Some writing experts caution that championing expository and analytic writing at the expense of creative expression is shortsighted. “The secret weapon of our economy is that we foster creativity,” says Kelly Gallagher, a high-school writing teacher who has written several books on adolescent literacy. And formulaic instruction will cause some students to tune out, cautions Lucy Calkins, a professor at Columbia University’s Teachers College. While she welcomes a bigger dose of expository writing in schools, she says lockstep instruction won’t accelerate learning. “Kids need to see their work reach other readers … They need to have choices in the questions they write about, and a way to find their voice.”
To be sure, the writing program hasn’t solved all of New Dorp’s problems. The high rate of poverty makes the students vulnerable to drug abuse and violence. And in some subjects, scores on the Regents exams this year showed less growth than the teachers had hoped for. Still, word of the dramatic turnaround has spread: principals and administrators from other failing high schools as far away as Chicago have been touring New Dorp. As other schools around New York City and the nation scramble to change their curriculum to suit the Common Core standards, New Dorp teachers say they’re ready.
In a profoundly hopeful irony, New Dorp’s reemergence as a viable institution has hinged not on a radical new innovation but on an old idea done better. The school’s success suggests that perhaps certain instructional fundamentals—fundamentals that schools have devalued or forgotten—need to be rediscovered, updated, and reintroduced. And if that can be done correctly, traditional instruction delivered by the teachers already in classrooms may turn out to be the most powerful lever we have for improving school performance after all.
As for Monica DiBella, her prospects have also improved. She expresses more complex and detailed ideas when she raises her hand. Whereas she once read far below grade level, this year she earned a 77 on her English Regents exam (a 75 or above signals that a student is on track to engage in college-level coursework) and a 91 in American history (“Yep, you heard that right,” Monica tells me). Although many of her classmates can now bang out an essay with ease, she admits she still struggles with writing. She hurried through the essay on her global-history exam, and the results fell far short of a masterpiece. The first paragraph reads:
Throughout history, societies have developed significant technological innovations. The technological innovations have had both positive and negative effect on the society of humankind. Two major technological advances were factory systems and chemical pesticides.

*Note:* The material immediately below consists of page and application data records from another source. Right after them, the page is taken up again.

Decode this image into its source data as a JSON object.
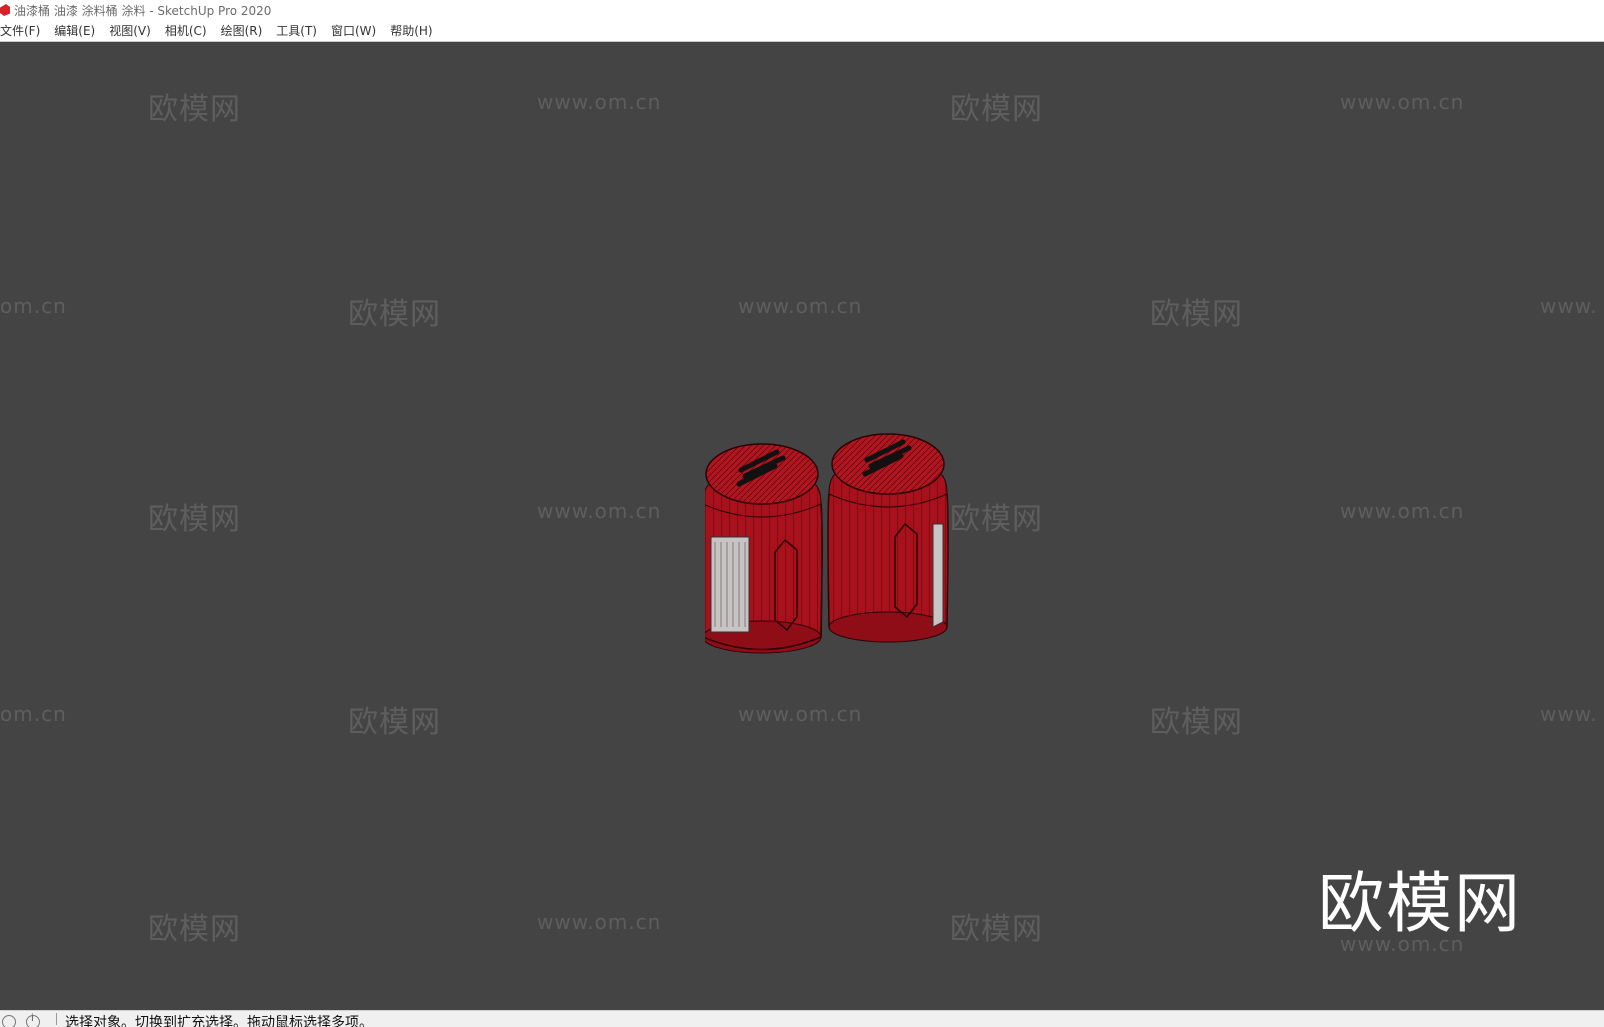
{
  "window": {
    "title": "油漆桶 油漆 涂料桶 涂料 - SketchUp Pro 2020"
  },
  "menubar": {
    "items": [
      "文件(F)",
      "编辑(E)",
      "视图(V)",
      "相机(C)",
      "绘图(R)",
      "工具(T)",
      "窗口(W)",
      "帮助(H)"
    ]
  },
  "watermarks": {
    "brand": "欧模网",
    "url": "www.om.cn",
    "url_partial_left": "om.cn",
    "url_partial_right": "www."
  },
  "statusbar": {
    "text": "选择对象。切换到扩充选择。拖动鼠标选择多项。"
  },
  "colors": {
    "viewport": "#444444",
    "model_red": "#b3121e"
  }
}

But Dina Zoleo, who taught Monica as a junior, points out that the six-paragraph essay shows Monica’s newfound ability to write solid, logically ordered paragraphs about what she’s learned, citing examples and using transitions between ideas. Together with her answers in the multiple-choice section of the test, it was enough to earn Monica an 84. She’s now begun the process of applying to college. “I always wanted to go to college, but I never had the confidence that I could say and write the things I know.” She smiles and sweeps the bangs from her eyes. “Then someone showed me how.”